DATA SHOWN Start Marker

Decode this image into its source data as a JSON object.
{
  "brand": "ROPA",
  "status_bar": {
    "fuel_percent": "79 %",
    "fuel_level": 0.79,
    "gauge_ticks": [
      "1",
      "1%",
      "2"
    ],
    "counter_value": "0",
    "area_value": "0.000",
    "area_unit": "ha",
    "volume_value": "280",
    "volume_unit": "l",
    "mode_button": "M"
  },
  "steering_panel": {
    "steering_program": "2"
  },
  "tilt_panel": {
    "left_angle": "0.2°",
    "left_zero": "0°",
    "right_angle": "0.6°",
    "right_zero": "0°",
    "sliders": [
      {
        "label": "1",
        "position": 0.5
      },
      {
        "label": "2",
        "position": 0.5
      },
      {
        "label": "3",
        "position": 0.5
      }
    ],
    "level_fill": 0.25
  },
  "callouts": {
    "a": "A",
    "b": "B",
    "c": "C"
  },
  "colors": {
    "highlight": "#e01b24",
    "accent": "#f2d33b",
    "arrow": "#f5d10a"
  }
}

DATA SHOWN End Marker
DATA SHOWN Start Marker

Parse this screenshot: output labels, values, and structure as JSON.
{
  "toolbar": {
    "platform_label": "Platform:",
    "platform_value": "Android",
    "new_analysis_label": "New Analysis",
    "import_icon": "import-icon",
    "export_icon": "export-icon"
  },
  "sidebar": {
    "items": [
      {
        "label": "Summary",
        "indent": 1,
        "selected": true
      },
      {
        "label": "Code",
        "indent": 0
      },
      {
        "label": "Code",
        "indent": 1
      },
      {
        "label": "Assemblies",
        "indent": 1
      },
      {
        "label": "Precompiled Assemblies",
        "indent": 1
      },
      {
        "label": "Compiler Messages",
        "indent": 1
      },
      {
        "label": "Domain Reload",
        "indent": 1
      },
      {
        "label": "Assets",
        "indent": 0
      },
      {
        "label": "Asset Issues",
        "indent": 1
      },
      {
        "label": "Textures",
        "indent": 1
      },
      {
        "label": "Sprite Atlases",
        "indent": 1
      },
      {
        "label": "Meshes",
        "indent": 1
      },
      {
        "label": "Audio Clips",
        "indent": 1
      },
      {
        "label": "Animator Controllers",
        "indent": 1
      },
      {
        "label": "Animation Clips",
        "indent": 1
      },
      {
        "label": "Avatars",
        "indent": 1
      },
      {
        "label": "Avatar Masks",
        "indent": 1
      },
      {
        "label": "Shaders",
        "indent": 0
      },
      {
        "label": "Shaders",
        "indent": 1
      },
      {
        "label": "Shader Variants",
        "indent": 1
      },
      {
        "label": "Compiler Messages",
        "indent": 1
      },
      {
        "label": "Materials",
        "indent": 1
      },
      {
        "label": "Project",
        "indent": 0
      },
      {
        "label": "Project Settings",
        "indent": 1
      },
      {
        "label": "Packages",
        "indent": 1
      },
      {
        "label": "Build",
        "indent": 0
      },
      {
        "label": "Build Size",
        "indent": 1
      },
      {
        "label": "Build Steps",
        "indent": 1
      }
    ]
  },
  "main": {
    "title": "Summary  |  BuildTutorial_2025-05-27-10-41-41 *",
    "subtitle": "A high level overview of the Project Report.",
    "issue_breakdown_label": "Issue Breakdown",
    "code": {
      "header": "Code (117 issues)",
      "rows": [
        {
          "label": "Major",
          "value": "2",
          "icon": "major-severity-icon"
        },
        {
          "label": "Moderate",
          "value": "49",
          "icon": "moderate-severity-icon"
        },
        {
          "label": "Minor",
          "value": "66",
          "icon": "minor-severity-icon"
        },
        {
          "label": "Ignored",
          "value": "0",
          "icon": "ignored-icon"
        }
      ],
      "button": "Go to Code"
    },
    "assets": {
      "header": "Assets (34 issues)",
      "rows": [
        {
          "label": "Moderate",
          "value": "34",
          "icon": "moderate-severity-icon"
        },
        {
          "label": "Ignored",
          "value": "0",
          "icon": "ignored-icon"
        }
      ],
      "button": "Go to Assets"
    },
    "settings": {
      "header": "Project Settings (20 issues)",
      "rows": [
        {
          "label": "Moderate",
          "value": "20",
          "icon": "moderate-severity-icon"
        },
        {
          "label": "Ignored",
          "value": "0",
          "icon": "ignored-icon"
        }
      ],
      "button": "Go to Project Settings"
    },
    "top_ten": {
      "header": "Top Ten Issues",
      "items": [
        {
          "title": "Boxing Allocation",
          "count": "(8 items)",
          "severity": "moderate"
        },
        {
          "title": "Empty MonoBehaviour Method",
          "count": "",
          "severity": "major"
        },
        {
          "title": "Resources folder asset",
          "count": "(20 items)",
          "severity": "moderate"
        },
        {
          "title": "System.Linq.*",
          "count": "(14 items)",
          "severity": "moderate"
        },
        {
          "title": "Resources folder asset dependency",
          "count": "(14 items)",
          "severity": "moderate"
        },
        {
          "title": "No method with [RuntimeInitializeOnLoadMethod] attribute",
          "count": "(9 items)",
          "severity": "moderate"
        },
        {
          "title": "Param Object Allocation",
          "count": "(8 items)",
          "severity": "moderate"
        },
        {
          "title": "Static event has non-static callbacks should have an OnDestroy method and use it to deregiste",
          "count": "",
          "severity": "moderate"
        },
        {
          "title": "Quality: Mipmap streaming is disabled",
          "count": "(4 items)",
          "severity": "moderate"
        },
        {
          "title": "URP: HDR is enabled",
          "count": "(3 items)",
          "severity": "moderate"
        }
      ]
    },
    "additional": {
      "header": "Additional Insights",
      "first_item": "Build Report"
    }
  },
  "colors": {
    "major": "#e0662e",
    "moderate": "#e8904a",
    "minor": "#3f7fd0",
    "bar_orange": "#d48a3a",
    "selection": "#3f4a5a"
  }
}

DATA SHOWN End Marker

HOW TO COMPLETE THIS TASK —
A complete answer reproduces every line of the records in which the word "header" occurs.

TASK OUTPUT —
      "header": "Code (117 issues)",
      "header": "Assets (34 issues)",
      "header": "Project Settings (20 issues)",
      "header": "Top Ten Issues",
      "header": "Additional Insights",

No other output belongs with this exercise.